Table 5. Number of respondents who could reach each store in 15 minutes or less (n=85)
Goods Foods Co-Op
List of Students Who Designed the Market Research and Prepared the Report
Amanda Conley Andrew McLaughlin
Matt Dintelmann Grace Pelton
Allie Dunn Caroline Peterson
John Harris Jared Teegarden
Contact for Further Information
Department of Agricultural Economics
University of Kentucky
Fearne, Andrew, and David Lavelle. "Segmenting the UK Egg Market: Results of a Survey of Consumer Attitudes and Perceptions." British Food Journal 98.1 (1996): 7-12. Emerald. Web. 27 Apr. 2011.
Hayat, Z., G. Cherian, T. N. Pasha, F. M. Khattak, and M. A. Jabbar. "Sensory Evaluation and Consumer Acceptance of Eggs from Hens Fed Flax Seed and 2 Different Antioxidants." Poultry Science 89 (2010): 2293-298. Print.
Maga, Joseph A. "Egg and Egg Product Flavor." Journal of Agricultural and Food Chemistry 30.1 (1982): 9-14. ACS Publications. Web. 27 Apr. 2011.
Parpinello, G., A. Meluzzi, F. Sirri, N. Tallarico, and A. Versari. "Sensory Evaluation of Egg Products and Eggs Laid from Hens Fed Diets with Different Fatty Acid Composition and Supplemented with Antioxidants." Food Research International 39.1 (2006): 47-52. Print.
Qi, Guang-Hai, and J. S. Sim. "Natural Tocopherol Enrichment and Its Effect In−3 Fatty Acid Modified Chicken Eggs." Journal of Agricultural and Food Chemistry 46.5 (1998): 1920-926. ACS Publications. Web. 27 Apr. 2011.
Scheideler, S. E., and G. Froning. "Studies of Consumer Acceptance of High Omega-3 Fatty Acid-Enriched Eggs." The Journal of Applied Poultry Research 6 (1997): 137-46. Print.
"The Food Lab: Do 'Better' Eggs Really Taste Better? | Serious Eats." Web log post. Serious Eats: A Food Blog and Community. 27 Aug. 2010. Web. 27 Apr. 2011. <http://www.seriouseats.com/2010/08/what-are-the-best-eggs-cage-free-organic-omega-3s-grocery-store-brand-the-food-lab.html>.
Surai, P.F. and N.H.C. Sparks. “Designer Egg Production and Evaluation.” undated manuscript.
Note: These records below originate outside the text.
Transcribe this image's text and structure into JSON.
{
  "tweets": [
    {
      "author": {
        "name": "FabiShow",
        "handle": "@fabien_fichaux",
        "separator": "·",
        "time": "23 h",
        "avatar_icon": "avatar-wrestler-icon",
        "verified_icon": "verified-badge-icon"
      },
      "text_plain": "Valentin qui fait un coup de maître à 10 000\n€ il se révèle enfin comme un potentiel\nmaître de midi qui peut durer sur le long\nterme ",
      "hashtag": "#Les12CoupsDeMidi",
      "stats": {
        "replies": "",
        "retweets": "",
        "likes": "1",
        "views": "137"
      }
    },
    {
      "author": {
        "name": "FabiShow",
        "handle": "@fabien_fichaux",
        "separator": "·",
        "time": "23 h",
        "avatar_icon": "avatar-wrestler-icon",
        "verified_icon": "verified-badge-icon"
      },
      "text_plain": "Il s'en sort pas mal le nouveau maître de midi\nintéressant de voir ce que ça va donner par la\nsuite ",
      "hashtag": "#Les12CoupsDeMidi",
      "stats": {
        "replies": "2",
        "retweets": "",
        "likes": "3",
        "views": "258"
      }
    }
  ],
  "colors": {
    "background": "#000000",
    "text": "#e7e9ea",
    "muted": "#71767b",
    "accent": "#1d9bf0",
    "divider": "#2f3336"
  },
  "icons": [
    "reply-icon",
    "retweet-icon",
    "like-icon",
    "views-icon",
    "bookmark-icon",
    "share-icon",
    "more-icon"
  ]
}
Avian Science Research Centre, Auchincruive, Scotland.
Taylor, Kate. "A Good Egg Taste-testing Eggs, from Organic to Store Brand." Slate Magazine. 2 May 2002. Web. 27 Apr. 2011.
Figure 9. Preferred ways of preparing eggs
Figure 4. Importance of eating a balanced diet
Figure 5. Importance of including eggs in one’s diet